    One of the factors that will need to be considered carefully when designing that remedy process is that it is the state entities deploying technology supplied by NSO (i.e. national intelligence and law enforcement agencies) – not NSO itself – who are the primary actors in any potential harm to fundamental rights, and that similarly under the UN Guiding Principles it is the state that bears primary responsibility for remedy. The remedy process under the new NSO governance framework will therefore need to be complementary to – and facilitate – a broader process of remediation by the state in cases of misuse. This is a complex area that will require direct input from civil society groups to achieve the optimum outcome, in accordance with s.31 of the UN Guiding Principles.

     

    Our next steps

    Between now and the summer, we will progress our work on NSO’s governance and transparency frameworks.

    We have commissioned internationally recognised and leading external experts in the field of human rights to prepare an independent report on the effectiveness of NSO’s current governance framework. This work will involve direct engagement with civil society groups, and we invite the signatories to your letter (and any other interested parties) to participate. The independent report will explore the key themes raised in your letters as necessary inputs to ensure that the assessment and recommendations for action are as comprehensive as possible.
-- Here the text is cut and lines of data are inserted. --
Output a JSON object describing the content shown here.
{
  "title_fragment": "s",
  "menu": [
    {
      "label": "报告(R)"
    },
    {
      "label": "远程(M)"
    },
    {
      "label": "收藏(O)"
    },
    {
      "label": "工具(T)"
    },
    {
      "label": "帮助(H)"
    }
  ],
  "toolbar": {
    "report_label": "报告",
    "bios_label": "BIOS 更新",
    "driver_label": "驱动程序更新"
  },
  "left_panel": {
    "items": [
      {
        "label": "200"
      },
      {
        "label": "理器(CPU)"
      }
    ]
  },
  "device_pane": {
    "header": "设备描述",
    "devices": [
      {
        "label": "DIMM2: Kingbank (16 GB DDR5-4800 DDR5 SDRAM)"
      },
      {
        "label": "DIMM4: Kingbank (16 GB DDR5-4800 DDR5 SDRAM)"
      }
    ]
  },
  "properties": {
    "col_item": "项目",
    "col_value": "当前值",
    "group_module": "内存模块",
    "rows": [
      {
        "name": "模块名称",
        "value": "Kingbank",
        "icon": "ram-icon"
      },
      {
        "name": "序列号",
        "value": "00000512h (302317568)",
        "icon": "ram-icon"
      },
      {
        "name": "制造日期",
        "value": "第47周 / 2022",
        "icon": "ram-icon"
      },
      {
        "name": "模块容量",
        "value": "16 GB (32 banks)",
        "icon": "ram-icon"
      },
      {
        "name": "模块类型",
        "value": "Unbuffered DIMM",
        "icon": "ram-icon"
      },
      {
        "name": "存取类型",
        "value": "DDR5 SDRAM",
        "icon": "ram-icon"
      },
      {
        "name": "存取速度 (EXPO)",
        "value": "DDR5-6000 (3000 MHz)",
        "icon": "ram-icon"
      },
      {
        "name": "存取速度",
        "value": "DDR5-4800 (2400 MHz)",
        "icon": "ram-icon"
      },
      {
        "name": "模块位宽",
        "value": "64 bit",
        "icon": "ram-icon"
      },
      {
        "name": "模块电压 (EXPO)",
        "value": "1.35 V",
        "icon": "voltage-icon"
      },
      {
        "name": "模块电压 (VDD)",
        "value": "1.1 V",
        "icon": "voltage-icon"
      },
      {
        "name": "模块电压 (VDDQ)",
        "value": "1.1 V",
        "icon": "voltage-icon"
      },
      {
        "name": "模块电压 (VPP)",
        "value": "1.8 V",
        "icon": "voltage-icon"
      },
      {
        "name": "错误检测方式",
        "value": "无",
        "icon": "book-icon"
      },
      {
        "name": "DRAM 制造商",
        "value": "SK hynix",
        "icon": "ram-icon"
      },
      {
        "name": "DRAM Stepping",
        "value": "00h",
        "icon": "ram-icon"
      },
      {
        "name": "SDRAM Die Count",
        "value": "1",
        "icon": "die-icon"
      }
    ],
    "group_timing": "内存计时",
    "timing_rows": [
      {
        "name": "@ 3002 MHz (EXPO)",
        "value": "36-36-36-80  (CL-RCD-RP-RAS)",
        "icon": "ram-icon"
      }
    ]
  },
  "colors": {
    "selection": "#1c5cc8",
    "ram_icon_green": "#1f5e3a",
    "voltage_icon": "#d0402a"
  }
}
    As part of a new governance and transparency framework, NSO will in future aim to disclose all information of relevance and importance to civil society groups unless it is expressly prohibited in law from doing so or it cannot do so for reasons of public safety, risk of employee harm or to protect legitimate commercial confidentiality. The independent legal opinion attached to this letter will help inform our understanding of the parameters of this disclosure. Again, we invite you to engage with us over the coming months to help shape the outcome.
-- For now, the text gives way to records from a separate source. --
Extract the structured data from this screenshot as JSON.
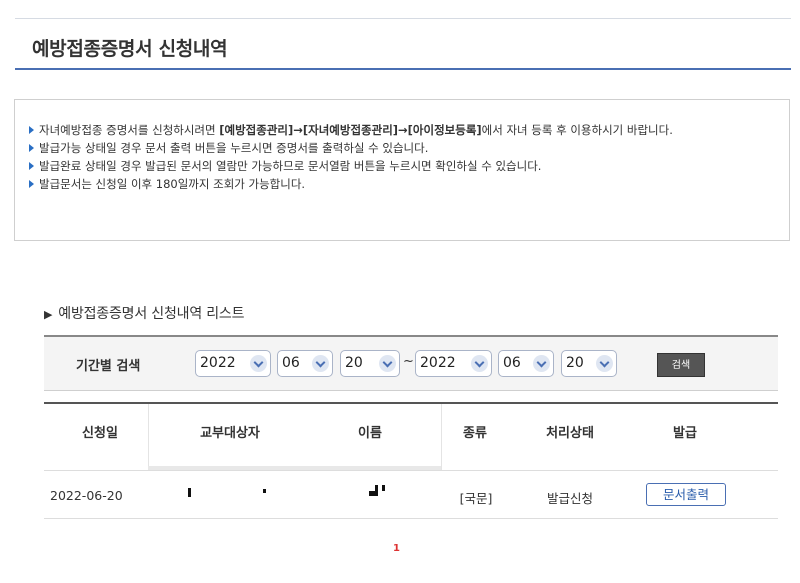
{
  "page_title": "예방접종증명서 신청내역",
  "notice": {
    "items": [
      {
        "pre": "자녀예방접종 증명서를 신청하시려면 ",
        "bold": "[예방접종관리]→[자녀예방접종관리]→[아이정보등록]",
        "post": "에서 자녀 등록 후 이용하시기 바랍니다."
      },
      {
        "text": "발급가능 상태일 경우 문서 출력 버튼을 누르시면 증명서를 출력하실 수 있습니다."
      },
      {
        "text": "발급완료 상태일 경우 발급된 문서의 열람만 가능하므로 문서열람 버튼을 누르시면 확인하실 수 있습니다."
      },
      {
        "text": "발급문서는 신청일 이후 180일까지 조회가 가능합니다."
      }
    ]
  },
  "list_title": "예방접종증명서 신청내역 리스트",
  "search": {
    "label": "기간별 검색",
    "from_year": "2022",
    "from_month": "06",
    "from_day": "20",
    "separator": "~",
    "to_year": "2022",
    "to_month": "06",
    "to_day": "20",
    "button": "검색"
  },
  "table": {
    "headers": [
      "신청일",
      "교부대상자",
      "이름",
      "종류",
      "처리상태",
      "발급"
    ],
    "rows": [
      {
        "date": "2022-06-20",
        "target": "",
        "name": "",
        "type": "[국문]",
        "status": "발급신청",
        "action": "문서출력"
      }
    ]
  },
  "pagination": {
    "current": "1"
  },
  "colors": {
    "accent": "#4a6fb3",
    "bullet": "#2a6fc4",
    "page": "#dd3333"
  }
}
    We will also conclude a benchmarking exercise to establish current models of best practice in governance and transparency across relevant sectors (cybersecurity, defence, telecommunications, technology) that will inform the outline of the new governance and transparency frameworks for NSO. We have engaged experienced legal counsel to advise us on the design of these frameworks, supported by additional external specialists with a background in corporate transparency in a human rights context.

    As explained above, we are committed to meaningful consultation with affected stakeholder groups and other members of civil society with a direct interest in NSO’s activities, and we would welcome active engagement with all of the signatories to your letter.
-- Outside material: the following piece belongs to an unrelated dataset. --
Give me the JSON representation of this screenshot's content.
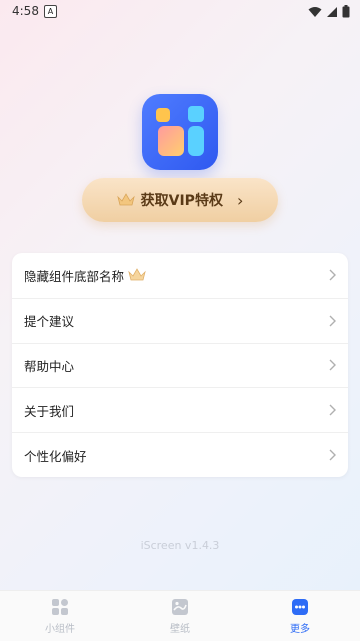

    Yours sincerely,

    Stephen Peel
    Founding Partner
    Novalpina Capital

    Cc:
    Stefan Kowski – Founding Partner, Novalpina Capital
    Bastian Lueken – Founding Partner, Novalpina Capital
    Shalev Hulio – Chief Executive Officer and Founder, NSO

     

    Appendix

    The Novalpina Capital ESG screening process
    There is no single generally accepted standard under which a potential transaction is assessed for ESG screening purposes. Novalpina Capital is committed to ensuring the highest level of ESG assessment in the global private equity industry. To achieve this, we have reflected the following in devising our approach:

    • the Principles For Responsible Investment (“PRI”), an investor initiative in partnership with the UNEP Finance Initiative and the UN Global Compact;
    • the UN Guiding Principles on Business and Human Rights;
    • the European Commission ICT Sector Best Practice Guide on Implementing the UN Guiding Principles on Business and Human Rights;
    • the Human Rights Impact Assessment Guidance and Toolbox issued by the Danish Institute for Human Rights;
    • UK Government guidance on Assessing Cyber Security Export Risks in Human Rights/National Security;
    • ESG-related advice from the Private Equity Growth Capital Council (“PEGCC”, now the American Investment Council); and
    • comparable corporate ESG risk management programmes (e.g. Nokia, Nestlé, Shell plus relevant companies in the defence sector).

     

    Sample list of selected external resources analysed in the course of the Novalpina Capital ESG assessment

    Herzog, Fox & Neeman (HFN) independent legal opinion (PDF)